__Task to complete__
Repeat the listing exactly as given, omitting every image.
Given entries START
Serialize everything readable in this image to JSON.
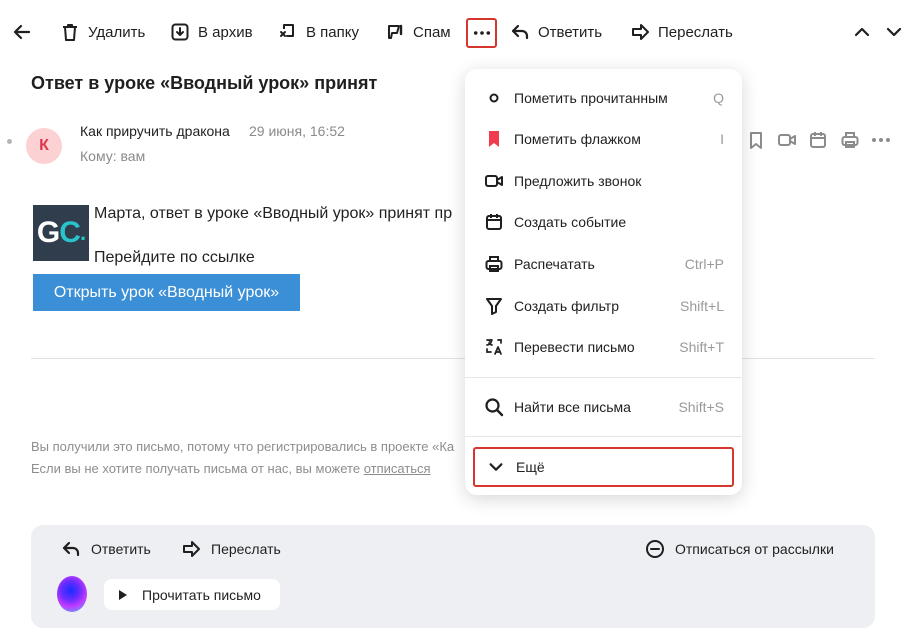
{
  "toolbar": {
    "delete_label": "Удалить",
    "archive_label": "В архив",
    "folder_label": "В папку",
    "spam_label": "Спам",
    "reply_label": "Ответить",
    "forward_label": "Переслать"
  },
  "mail": {
    "subject": "Ответ в уроке «Вводный урок» принят",
    "avatar_letter": "К",
    "sender": "Как приручить дракона",
    "date": "29 июня, 16:52",
    "to": "Кому: вам",
    "body_line1": "Марта, ответ в уроке «Вводный урок» принят пр",
    "body_line2": "Перейдите по ссылке",
    "cta_label": "Открыть урок «Вводный урок»",
    "footer_line1": "Вы получили это письмо, потому что регистрировались в проекте «Ка",
    "footer_line2_prefix": "Если вы не хотите получать письма от нас, вы можете ",
    "unsubscribe_link": "отписаться",
    "logo_text_g": "G",
    "logo_text_c": "C",
    "logo_text_dot": "."
  },
  "panel": {
    "reply_label": "Ответить",
    "forward_label": "Переслать",
    "unsubscribe_label": "Отписаться от рассылки",
    "read_label": "Прочитать письмо"
  },
  "menu": {
    "items": [
      {
        "label": "Пометить прочитанным",
        "shortcut": "Q"
      },
      {
        "label": "Пометить флажком",
        "shortcut": "I"
      },
      {
        "label": "Предложить звонок",
        "shortcut": ""
      },
      {
        "label": "Создать событие",
        "shortcut": ""
      },
      {
        "label": "Распечатать",
        "shortcut": "Ctrl+P"
      },
      {
        "label": "Создать фильтр",
        "shortcut": "Shift+L"
      },
      {
        "label": "Перевести письмо",
        "shortcut": "Shift+T"
      },
      {
        "label": "Найти все письма",
        "shortcut": "Shift+S"
      }
    ],
    "more_label": "Ещё"
  },
  "colors": {
    "accent_red": "#d7362f",
    "flag_red": "#f23b4f",
    "cta_blue": "#3b8fd6"
  },
  "icons": [
    "back-arrow-icon",
    "trash-icon",
    "archive-icon",
    "folder-move-icon",
    "spam-icon",
    "more-dots-icon",
    "reply-icon",
    "forward-icon",
    "chevron-up-icon",
    "chevron-down-icon",
    "bookmark-icon",
    "video-call-icon",
    "calendar-icon",
    "printer-icon",
    "dot-icon",
    "flag-icon",
    "filter-icon",
    "translate-icon",
    "search-icon",
    "unsubscribe-icon",
    "play-icon"
  ]
}
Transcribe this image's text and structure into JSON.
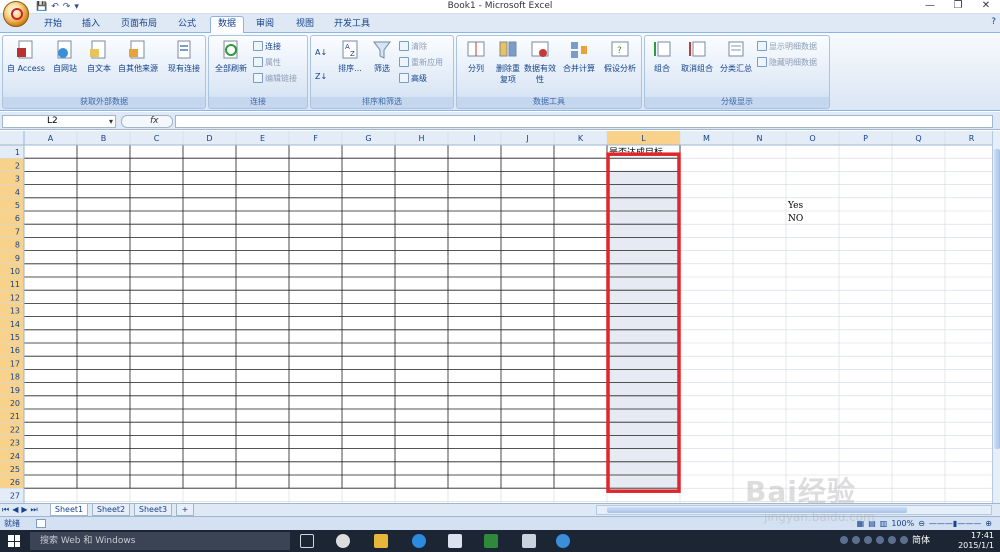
{
  "title": "Book1 - Microsoft Excel",
  "window_controls": {
    "minimize": "—",
    "restore": "❐",
    "close": "✕"
  },
  "qat": {
    "save": "💾",
    "undo": "↶",
    "redo": "↷",
    "more": "▾"
  },
  "tabs": [
    "开始",
    "插入",
    "页面布局",
    "公式",
    "数据",
    "审阅",
    "视图",
    "开发工具"
  ],
  "active_tab": "数据",
  "help": "?",
  "ribbon": {
    "get_external": {
      "label": "获取外部数据",
      "buttons": [
        "自 Access",
        "自网站",
        "自文本",
        "自其他来源",
        "现有连接"
      ]
    },
    "connections": {
      "label": "连接",
      "refresh": "全部刷新",
      "small": [
        "连接",
        "属性",
        "编辑链接"
      ]
    },
    "sort_filter": {
      "label": "排序和筛选",
      "sort": "排序...",
      "filter": "筛选",
      "small": [
        "清除",
        "重新应用",
        "高级"
      ]
    },
    "data_tools": {
      "label": "数据工具",
      "buttons": [
        "分列",
        "删除重复项",
        "数据有效性",
        "合并计算",
        "假设分析"
      ]
    },
    "outline": {
      "label": "分级显示",
      "buttons": [
        "组合",
        "取消组合",
        "分类汇总"
      ],
      "small": [
        "显示明细数据",
        "隐藏明细数据"
      ]
    }
  },
  "namebox": "L2",
  "fx": "fx",
  "columns": [
    "A",
    "B",
    "C",
    "D",
    "E",
    "F",
    "G",
    "H",
    "I",
    "J",
    "K",
    "L",
    "M",
    "N",
    "O",
    "P",
    "Q",
    "R"
  ],
  "rows": [
    "1",
    "2",
    "3",
    "4",
    "5",
    "6",
    "7",
    "8",
    "9",
    "10",
    "11",
    "12",
    "13",
    "14",
    "15",
    "16",
    "17",
    "18",
    "19",
    "20",
    "21",
    "22",
    "23",
    "24",
    "25",
    "26",
    "27"
  ],
  "cells": {
    "L1": "是否达成目标",
    "O5": "Yes",
    "O6": "NO"
  },
  "sheets": [
    "Sheet1",
    "Sheet2",
    "Sheet3"
  ],
  "status": "就绪",
  "zoom": "100%",
  "taskbar": {
    "search": "搜索 Web 和 Windows",
    "time": "17:41",
    "date": "2015/1/1",
    "lang": "简体"
  },
  "watermark": "Bai经验",
  "watermark_sub": "jingyan.baidu.com",
  "colors": {
    "highlight_border": "#e0252b",
    "selected_fill": "#e6eaf2"
  }
}
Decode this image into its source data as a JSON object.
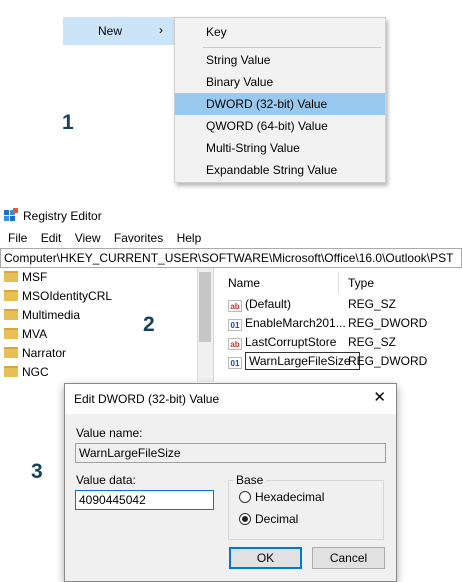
{
  "context_menu": {
    "new_label": "New",
    "new_arrow": "›",
    "submenu": [
      "Key",
      "String Value",
      "Binary Value",
      "DWORD (32-bit) Value",
      "QWORD (64-bit) Value",
      "Multi-String Value",
      "Expandable String Value"
    ],
    "highlighted": "DWORD (32-bit) Value"
  },
  "steps": [
    "1",
    "2",
    "3"
  ],
  "registry_editor": {
    "title": "Registry Editor",
    "menu": [
      "File",
      "Edit",
      "View",
      "Favorites",
      "Help"
    ],
    "address": "Computer\\HKEY_CURRENT_USER\\SOFTWARE\\Microsoft\\Office\\16.0\\Outlook\\PST",
    "tree": [
      "MSF",
      "MSOIdentityCRL",
      "Multimedia",
      "MVA",
      "Narrator",
      "NGC"
    ],
    "columns": {
      "name": "Name",
      "type": "Type"
    },
    "values": [
      {
        "name": "(Default)",
        "type": "REG_SZ",
        "icon": "ab"
      },
      {
        "name": "EnableMarch201...",
        "type": "REG_DWORD",
        "icon": "bin"
      },
      {
        "name": "LastCorruptStore",
        "type": "REG_SZ",
        "icon": "ab"
      },
      {
        "name": "WarnLargeFileSize",
        "type": "REG_DWORD",
        "icon": "bin"
      }
    ]
  },
  "dialog": {
    "title": "Edit DWORD (32-bit) Value",
    "close": "✕",
    "value_name_label": "Value name:",
    "value_name": "WarnLargeFileSize",
    "value_data_label": "Value data:",
    "value_data": "4090445042",
    "base_label": "Base",
    "hex_label": "Hexadecimal",
    "dec_label": "Decimal",
    "selected_base": "Decimal",
    "ok": "OK",
    "cancel": "Cancel"
  }
}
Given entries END
__Completed task__
Serialize everything readable in this image to JSON.
{
  "toolbar": {
    "delete_label": "Удалить",
    "archive_label": "В архив",
    "folder_label": "В папку",
    "spam_label": "Спам",
    "reply_label": "Ответить",
    "forward_label": "Переслать"
  },
  "mail": {
    "subject": "Ответ в уроке «Вводный урок» принят",
    "avatar_letter": "К",
    "sender": "Как приручить дракона",
    "date": "29 июня, 16:52",
    "to": "Кому: вам",
    "body_line1": "Марта, ответ в уроке «Вводный урок» принят пр",
    "body_line2": "Перейдите по ссылке",
    "cta_label": "Открыть урок «Вводный урок»",
    "footer_line1": "Вы получили это письмо, потому что регистрировались в проекте «Ка",
    "footer_line2_prefix": "Если вы не хотите получать письма от нас, вы можете ",
    "unsubscribe_link": "отписаться",
    "logo_text_g": "G",
    "logo_text_c": "C",
    "logo_text_dot": "."
  },
  "panel": {
    "reply_label": "Ответить",
    "forward_label": "Переслать",
    "unsubscribe_label": "Отписаться от рассылки",
    "read_label": "Прочитать письмо"
  },
  "menu": {
    "items": [
      {
        "label": "Пометить прочитанным",
        "shortcut": "Q"
      },
      {
        "label": "Пометить флажком",
        "shortcut": "I"
      },
      {
        "label": "Предложить звонок",
        "shortcut": ""
      },
      {
        "label": "Создать событие",
        "shortcut": ""
      },
      {
        "label": "Распечатать",
        "shortcut": "Ctrl+P"
      },
      {
        "label": "Создать фильтр",
        "shortcut": "Shift+L"
      },
      {
        "label": "Перевести письмо",
        "shortcut": "Shift+T"
      },
      {
        "label": "Найти все письма",
        "shortcut": "Shift+S"
      }
    ],
    "more_label": "Ещё"
  },
  "colors": {
    "accent_red": "#d7362f",
    "flag_red": "#f23b4f",
    "cta_blue": "#3b8fd6"
  },
  "icons": [
    "back-arrow-icon",
    "trash-icon",
    "archive-icon",
    "folder-move-icon",
    "spam-icon",
    "more-dots-icon",
    "reply-icon",
    "forward-icon",
    "chevron-up-icon",
    "chevron-down-icon",
    "bookmark-icon",
    "video-call-icon",
    "calendar-icon",
    "printer-icon",
    "dot-icon",
    "flag-icon",
    "filter-icon",
    "translate-icon",
    "search-icon",
    "unsubscribe-icon",
    "play-icon"
  ]
}
Transcribe this image's text and structure into JSON.
{
  "title": "Book1 - Microsoft Excel",
  "window_controls": {
    "minimize": "—",
    "restore": "❐",
    "close": "✕"
  },
  "qat": {
    "save": "💾",
    "undo": "↶",
    "redo": "↷",
    "more": "▾"
  },
  "tabs": [
    "开始",
    "插入",
    "页面布局",
    "公式",
    "数据",
    "审阅",
    "视图",
    "开发工具"
  ],
  "active_tab": "数据",
  "help": "?",
  "ribbon": {
    "get_external": {
      "label": "获取外部数据",
      "buttons": [
        "自 Access",
        "自网站",
        "自文本",
        "自其他来源",
        "现有连接"
      ]
    },
    "connections": {
      "label": "连接",
      "refresh": "全部刷新",
      "small": [
        "连接",
        "属性",
        "编辑链接"
      ]
    },
    "sort_filter": {
      "label": "排序和筛选",
      "sort": "排序...",
      "filter": "筛选",
      "small": [
        "清除",
        "重新应用",
        "高级"
      ]
    },
    "data_tools": {
      "label": "数据工具",
      "buttons": [
        "分列",
        "删除重复项",
        "数据有效性",
        "合并计算",
        "假设分析"
      ]
    },
    "outline": {
      "label": "分级显示",
      "buttons": [
        "组合",
        "取消组合",
        "分类汇总"
      ],
      "small": [
        "显示明细数据",
        "隐藏明细数据"
      ]
    }
  },
  "namebox": "L2",
  "fx": "fx",
  "columns": [
    "A",
    "B",
    "C",
    "D",
    "E",
    "F",
    "G",
    "H",
    "I",
    "J",
    "K",
    "L",
    "M",
    "N",
    "O",
    "P",
    "Q",
    "R"
  ],
  "rows": [
    "1",
    "2",
    "3",
    "4",
    "5",
    "6",
    "7",
    "8",
    "9",
    "10",
    "11",
    "12",
    "13",
    "14",
    "15",
    "16",
    "17",
    "18",
    "19",
    "20",
    "21",
    "22",
    "23",
    "24",
    "25",
    "26",
    "27"
  ],
  "cells": {
    "L1": "是否达成目标",
    "O5": "Yes",
    "O6": "NO"
  },
  "sheets": [
    "Sheet1",
    "Sheet2",
    "Sheet3"
  ],
  "status": "就绪",
  "zoom": "100%",
  "taskbar": {
    "search": "搜索 Web 和 Windows",
    "time": "17:41",
    "date": "2015/1/1",
    "lang": "简体"
  },
  "watermark": "Bai经验",
  "watermark_sub": "jingyan.baidu.com",
  "colors": {
    "highlight_border": "#e0252b",
    "selected_fill": "#e6eaf2"
  }
}
Decode this image into its source data as a JSON object.
{
  "context_menu": {
    "new_label": "New",
    "new_arrow": "›",
    "submenu": [
      "Key",
      "String Value",
      "Binary Value",
      "DWORD (32-bit) Value",
      "QWORD (64-bit) Value",
      "Multi-String Value",
      "Expandable String Value"
    ],
    "highlighted": "DWORD (32-bit) Value"
  },
  "steps": [
    "1",
    "2",
    "3"
  ],
  "registry_editor": {
    "title": "Registry Editor",
    "menu": [
      "File",
      "Edit",
      "View",
      "Favorites",
      "Help"
    ],
    "address": "Computer\\HKEY_CURRENT_USER\\SOFTWARE\\Microsoft\\Office\\16.0\\Outlook\\PST",
    "tree": [
      "MSF",
      "MSOIdentityCRL",
      "Multimedia",
      "MVA",
      "Narrator",
      "NGC"
    ],
    "columns": {
      "name": "Name",
      "type": "Type"
    },
    "values": [
      {
        "name": "(Default)",
        "type": "REG_SZ",
        "icon": "ab"
      },
      {
        "name": "EnableMarch201...",
        "type": "REG_DWORD",
        "icon": "bin"
      },
      {
        "name": "LastCorruptStore",
        "type": "REG_SZ",
        "icon": "ab"
      },
      {
        "name": "WarnLargeFileSize",
        "type": "REG_DWORD",
        "icon": "bin"
      }
    ]
  },
  "dialog": {
    "title": "Edit DWORD (32-bit) Value",
    "close": "✕",
    "value_name_label": "Value name:",
    "value_name": "WarnLargeFileSize",
    "value_data_label": "Value data:",
    "value_data": "4090445042",
    "base_label": "Base",
    "hex_label": "Hexadecimal",
    "dec_label": "Decimal",
    "selected_base": "Decimal",
    "ok": "OK",
    "cancel": "Cancel"
  }
}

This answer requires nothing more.